When a child has unmarried parents, whether they were born to an unmarried couple or their parents are seeking a divorce, Minnesota law holds both parents responsible for making sure the child is taken care of financially. The law assumes that the custodial parent – the one who lives with the child – provides for their basic needs on an everyday basis.
The noncustodial parents is held responsible by a requirement that they pay child support, a monthly financial contribution intended to help address the child’s needs and offer additional support.
Three types of child support exist under state law. The first is called “basic support,” which is intended to cover the child’s basic needs. This is a monthly payment of an amount determined by the court based on the parents’ financial information, the size of the family and other factors.
Some noncustodial parents may also be responsible for providing “medical support,” which helps cover the child’s medical needs. Medical support may come in the form of providing health and dental insurance for the child (whichever parent has better coverage will likely do this), contributing money towards the other parent’s insurance or additional funds to help cover medical costs.
Similarly, “child care support” involves a contribution to costs for child care, such as daycare or babysitting costs relating to the custodial parent’s education or employment.
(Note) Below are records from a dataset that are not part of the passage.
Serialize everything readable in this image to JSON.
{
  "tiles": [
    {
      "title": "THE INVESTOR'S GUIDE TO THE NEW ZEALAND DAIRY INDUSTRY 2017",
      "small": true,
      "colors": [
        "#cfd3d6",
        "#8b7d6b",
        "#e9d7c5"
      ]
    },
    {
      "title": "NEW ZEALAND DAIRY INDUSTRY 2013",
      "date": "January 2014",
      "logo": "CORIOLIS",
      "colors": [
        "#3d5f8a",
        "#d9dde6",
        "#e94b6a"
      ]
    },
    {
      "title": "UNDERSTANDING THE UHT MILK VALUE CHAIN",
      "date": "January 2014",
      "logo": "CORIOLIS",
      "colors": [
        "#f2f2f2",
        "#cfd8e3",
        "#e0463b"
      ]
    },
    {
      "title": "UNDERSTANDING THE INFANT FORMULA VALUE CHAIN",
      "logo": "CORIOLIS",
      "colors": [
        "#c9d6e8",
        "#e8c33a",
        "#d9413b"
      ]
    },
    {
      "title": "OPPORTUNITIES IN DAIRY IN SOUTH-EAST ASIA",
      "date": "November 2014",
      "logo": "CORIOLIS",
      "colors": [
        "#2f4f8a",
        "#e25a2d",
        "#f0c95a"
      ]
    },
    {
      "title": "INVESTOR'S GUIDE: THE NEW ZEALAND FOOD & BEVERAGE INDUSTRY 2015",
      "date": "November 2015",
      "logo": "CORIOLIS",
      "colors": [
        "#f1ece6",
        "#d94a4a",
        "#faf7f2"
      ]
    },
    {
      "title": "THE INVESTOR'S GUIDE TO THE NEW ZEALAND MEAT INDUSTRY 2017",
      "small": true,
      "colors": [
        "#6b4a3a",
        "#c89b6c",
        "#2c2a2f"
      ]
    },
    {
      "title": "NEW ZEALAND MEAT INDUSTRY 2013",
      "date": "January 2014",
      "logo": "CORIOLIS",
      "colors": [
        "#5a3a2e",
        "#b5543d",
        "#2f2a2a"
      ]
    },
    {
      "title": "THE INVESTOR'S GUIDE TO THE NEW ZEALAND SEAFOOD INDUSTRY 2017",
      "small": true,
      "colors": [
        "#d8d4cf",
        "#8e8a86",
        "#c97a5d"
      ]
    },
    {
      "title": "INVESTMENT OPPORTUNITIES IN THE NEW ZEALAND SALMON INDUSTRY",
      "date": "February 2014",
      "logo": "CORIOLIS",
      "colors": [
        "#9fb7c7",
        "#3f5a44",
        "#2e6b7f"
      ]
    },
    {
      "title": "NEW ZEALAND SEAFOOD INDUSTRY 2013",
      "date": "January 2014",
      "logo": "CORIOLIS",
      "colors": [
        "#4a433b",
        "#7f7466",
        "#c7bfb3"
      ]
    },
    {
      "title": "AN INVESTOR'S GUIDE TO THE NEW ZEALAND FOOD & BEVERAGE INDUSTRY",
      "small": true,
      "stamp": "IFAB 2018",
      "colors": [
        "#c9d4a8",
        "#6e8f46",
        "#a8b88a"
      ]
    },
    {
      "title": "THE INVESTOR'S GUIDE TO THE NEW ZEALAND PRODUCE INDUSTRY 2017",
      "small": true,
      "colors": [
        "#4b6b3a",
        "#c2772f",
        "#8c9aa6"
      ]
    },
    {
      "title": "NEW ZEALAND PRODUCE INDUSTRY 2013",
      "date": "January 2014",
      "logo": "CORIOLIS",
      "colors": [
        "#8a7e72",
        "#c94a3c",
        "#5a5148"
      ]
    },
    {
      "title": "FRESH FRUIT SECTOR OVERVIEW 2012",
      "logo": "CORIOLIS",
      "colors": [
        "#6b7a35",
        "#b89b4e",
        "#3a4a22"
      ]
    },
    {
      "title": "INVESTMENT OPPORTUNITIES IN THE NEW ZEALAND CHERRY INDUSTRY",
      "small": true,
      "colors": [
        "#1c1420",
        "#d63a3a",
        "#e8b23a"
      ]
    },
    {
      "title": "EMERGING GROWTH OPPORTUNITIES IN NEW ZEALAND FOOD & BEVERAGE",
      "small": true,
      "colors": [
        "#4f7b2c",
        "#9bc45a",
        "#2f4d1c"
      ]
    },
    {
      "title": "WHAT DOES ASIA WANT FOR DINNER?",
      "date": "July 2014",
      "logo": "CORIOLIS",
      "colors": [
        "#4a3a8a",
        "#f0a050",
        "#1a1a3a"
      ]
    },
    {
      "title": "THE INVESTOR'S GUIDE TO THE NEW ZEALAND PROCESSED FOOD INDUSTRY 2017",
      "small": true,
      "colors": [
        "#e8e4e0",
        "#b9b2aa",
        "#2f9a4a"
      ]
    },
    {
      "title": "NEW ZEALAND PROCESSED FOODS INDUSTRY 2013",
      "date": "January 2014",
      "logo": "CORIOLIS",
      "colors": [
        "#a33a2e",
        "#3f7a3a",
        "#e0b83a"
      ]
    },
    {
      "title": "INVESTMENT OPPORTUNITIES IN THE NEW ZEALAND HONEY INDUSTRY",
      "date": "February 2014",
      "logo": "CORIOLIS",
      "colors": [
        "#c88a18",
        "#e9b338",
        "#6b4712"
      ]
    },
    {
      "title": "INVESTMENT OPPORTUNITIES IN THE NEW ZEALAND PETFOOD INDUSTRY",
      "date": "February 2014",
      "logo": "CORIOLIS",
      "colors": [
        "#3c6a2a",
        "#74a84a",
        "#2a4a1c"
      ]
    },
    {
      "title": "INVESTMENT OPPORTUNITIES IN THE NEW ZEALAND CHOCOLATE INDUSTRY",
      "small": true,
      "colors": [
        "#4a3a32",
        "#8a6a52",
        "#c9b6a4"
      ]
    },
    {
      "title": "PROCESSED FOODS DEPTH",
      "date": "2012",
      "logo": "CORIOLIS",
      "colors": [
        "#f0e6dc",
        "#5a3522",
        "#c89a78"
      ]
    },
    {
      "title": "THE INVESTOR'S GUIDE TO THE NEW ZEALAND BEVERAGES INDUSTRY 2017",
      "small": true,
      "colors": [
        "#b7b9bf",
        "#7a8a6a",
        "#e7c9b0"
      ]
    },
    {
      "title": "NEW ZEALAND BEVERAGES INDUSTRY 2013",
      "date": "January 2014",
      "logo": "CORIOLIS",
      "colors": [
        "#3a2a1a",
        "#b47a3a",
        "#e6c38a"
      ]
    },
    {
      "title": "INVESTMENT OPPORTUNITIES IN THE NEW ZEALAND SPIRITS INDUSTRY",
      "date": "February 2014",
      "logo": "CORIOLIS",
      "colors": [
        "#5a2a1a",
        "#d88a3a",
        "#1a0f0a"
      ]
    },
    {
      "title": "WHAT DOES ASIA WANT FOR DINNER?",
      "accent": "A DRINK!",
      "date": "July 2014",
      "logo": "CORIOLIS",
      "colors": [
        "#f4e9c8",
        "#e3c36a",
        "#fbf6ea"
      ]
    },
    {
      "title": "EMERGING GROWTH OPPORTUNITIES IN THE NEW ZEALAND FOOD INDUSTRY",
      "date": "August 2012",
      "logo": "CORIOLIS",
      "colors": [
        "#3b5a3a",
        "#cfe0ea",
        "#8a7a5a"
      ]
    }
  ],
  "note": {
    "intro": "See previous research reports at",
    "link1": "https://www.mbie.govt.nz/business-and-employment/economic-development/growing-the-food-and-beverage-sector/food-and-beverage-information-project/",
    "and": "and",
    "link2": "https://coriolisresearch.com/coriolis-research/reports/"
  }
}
This enables custodial parents to hold down a job and support the children without being overly burdened by child care costs.
In our next post we’ll discuss how child support is calculated in Minnesota.
Source: The Alexandria Echo Press, “How basic child support is calculated in Minnesota,” Michelle Lawson, April 3, 2013